To implement such active control, it is preferred to have the means shown in
a) a memory 34 for storing memorized and/or measured data defining the “landing configuration”: landing conditions (trim, vertical speed, hovering, . . . ), mass and center of gravity of the aircraft, characteristics of the landing gear (position, stiffness, linkage, . . . );
b) a sensor 22 for measuring the forces exerted by the landing gear on the structure 21 of the helicopter during landing, and/or a sensor responsive to the compression rate of the damper;
c) a computer 31, 32, and 33 serving to select or to generate a relationship (force =f(t)) satisfying the condition EF<EFmax and adapted to the landing parameters specific to the current flight, and also to servo-control the hydraulic throttling in compliance with said relationship; and
d) an actuator, driven by the computer, for the purpose of modulating the damping characteristics of the landing gear.
When the servo-control relationships are predetermined, they are stored in the memory 34; under such circumstances, a selector 33 in the computer 31 responds to information delivered thereto by the memory 34, and selects the relationship that is best adapted to the landing parameters of the moment.
In a variant, a servo-control relationship may be generated by a module (not shown) for computing the servo-control relationship and that is implanted in the computer.
A servo-control module 32 may serve to control the actuator 18 on the basis of force measurements delivered by a sensor 22, while complying with the selected servo-control relationship.
The actuator includes a control member acting directly on the damping characteristics of the landing gear (by throttling the fluid), and means for driving said control member under the control of the computer serving to amplify the electrical control signal and to convert it into mechanical movement of the above-mentioned member.

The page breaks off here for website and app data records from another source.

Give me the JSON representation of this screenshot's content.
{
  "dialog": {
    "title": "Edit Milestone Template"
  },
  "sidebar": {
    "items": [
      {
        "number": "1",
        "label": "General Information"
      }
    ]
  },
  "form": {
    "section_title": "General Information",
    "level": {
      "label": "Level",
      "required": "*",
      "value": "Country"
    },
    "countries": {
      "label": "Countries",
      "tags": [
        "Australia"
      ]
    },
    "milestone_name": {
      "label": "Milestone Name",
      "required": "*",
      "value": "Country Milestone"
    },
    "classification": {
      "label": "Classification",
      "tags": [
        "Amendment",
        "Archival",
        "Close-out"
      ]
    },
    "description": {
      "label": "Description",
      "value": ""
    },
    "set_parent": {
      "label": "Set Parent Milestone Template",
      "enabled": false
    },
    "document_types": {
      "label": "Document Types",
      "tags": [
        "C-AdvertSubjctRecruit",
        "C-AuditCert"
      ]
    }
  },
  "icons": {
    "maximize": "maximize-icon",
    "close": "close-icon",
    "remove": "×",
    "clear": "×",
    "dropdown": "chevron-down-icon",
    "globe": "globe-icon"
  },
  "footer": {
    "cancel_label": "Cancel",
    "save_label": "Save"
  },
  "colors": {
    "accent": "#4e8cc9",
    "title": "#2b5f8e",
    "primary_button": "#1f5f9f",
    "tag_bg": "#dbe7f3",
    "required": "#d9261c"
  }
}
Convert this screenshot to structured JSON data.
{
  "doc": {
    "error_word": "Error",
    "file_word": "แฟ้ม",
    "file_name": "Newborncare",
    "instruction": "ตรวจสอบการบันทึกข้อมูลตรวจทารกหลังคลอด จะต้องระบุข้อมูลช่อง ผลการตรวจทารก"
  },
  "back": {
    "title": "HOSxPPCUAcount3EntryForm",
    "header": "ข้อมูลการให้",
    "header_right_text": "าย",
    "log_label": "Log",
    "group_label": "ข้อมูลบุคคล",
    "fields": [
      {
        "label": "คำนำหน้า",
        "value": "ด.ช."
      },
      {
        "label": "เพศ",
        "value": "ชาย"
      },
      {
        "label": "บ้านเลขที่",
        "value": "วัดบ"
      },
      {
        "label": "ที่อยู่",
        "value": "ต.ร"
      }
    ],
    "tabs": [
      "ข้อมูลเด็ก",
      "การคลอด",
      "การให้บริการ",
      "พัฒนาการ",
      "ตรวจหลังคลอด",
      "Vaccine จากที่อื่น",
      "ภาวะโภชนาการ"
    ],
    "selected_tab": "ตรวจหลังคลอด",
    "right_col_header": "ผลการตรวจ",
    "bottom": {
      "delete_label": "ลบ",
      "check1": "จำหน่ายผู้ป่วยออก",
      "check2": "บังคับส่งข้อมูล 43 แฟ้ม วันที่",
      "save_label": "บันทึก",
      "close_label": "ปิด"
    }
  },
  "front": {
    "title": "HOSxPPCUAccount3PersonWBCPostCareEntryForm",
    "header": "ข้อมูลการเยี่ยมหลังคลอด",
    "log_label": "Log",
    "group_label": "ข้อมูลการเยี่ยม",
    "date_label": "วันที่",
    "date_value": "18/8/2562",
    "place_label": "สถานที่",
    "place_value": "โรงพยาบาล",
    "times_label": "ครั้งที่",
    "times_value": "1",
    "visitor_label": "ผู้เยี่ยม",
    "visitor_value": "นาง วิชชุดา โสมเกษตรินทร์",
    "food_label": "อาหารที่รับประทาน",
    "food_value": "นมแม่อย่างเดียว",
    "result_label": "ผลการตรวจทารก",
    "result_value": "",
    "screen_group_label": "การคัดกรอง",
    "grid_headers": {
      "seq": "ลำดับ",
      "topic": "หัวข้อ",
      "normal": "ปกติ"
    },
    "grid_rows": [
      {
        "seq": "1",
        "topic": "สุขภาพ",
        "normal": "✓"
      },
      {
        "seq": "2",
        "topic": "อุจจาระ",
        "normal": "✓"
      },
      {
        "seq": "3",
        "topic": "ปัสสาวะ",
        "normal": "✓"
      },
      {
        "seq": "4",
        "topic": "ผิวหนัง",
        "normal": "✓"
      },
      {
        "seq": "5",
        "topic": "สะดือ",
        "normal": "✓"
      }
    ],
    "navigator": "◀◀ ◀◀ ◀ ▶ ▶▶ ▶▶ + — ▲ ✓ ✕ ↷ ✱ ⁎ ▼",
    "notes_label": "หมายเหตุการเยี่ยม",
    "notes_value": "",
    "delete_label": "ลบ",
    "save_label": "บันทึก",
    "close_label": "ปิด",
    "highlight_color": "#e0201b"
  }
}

The control member may be an orifice of variable section, of the diaphragm type. However, the stresses internal to the landing gear may make it difficult to dimension such a member; in which case it may be preferable to use a member of the valve type, which closes to a greater or less extent an orifice for throttling the flow of oil from one chamber of the damper to another. The member is driven by an electric motor under the control of the computer.
In a variant, the member may be driven hydraulically since the movement of compressing the landing gear during landing causes the damping hydraulic fluid to move: this “free” energy source is available; the drive means is then of the servo-control type, with a distributor valve controlled electrically by the computer.
In another variant, instead of modifying the fluid throttling orifice, it is possible to use a fluid whose viscosity characteristics are modified, in particular a magneto-rheological fluid of viscosity that can be controlled by means of an electric current.
The measurement, acquisition, and/or recording—in a memory of the computer system 31 to 34 on board the aircraft in question—of the parameters relating to the current landing and of the parameters specific to the aircraft in question can be implemented in particular by using the systems described in U.S. Pat. Nos. 4,312,042 and 3,426,586; in order to measure the forces transmitted to the landing gear by the axle and transmitted to the structure of the aircraft by the landing gear, it is possible to use inclinometers or strain gauges JDC1, JDC2 secured upstream and downstream from the damper 10.
The position and/or speed of compression (and conversely of expansion) of an oleopneumatic damper 10 of the landing gear 19 along the longitudinal axis 16 can be determined from the signals delivered by two accelerometers (ACC1 and ACC2,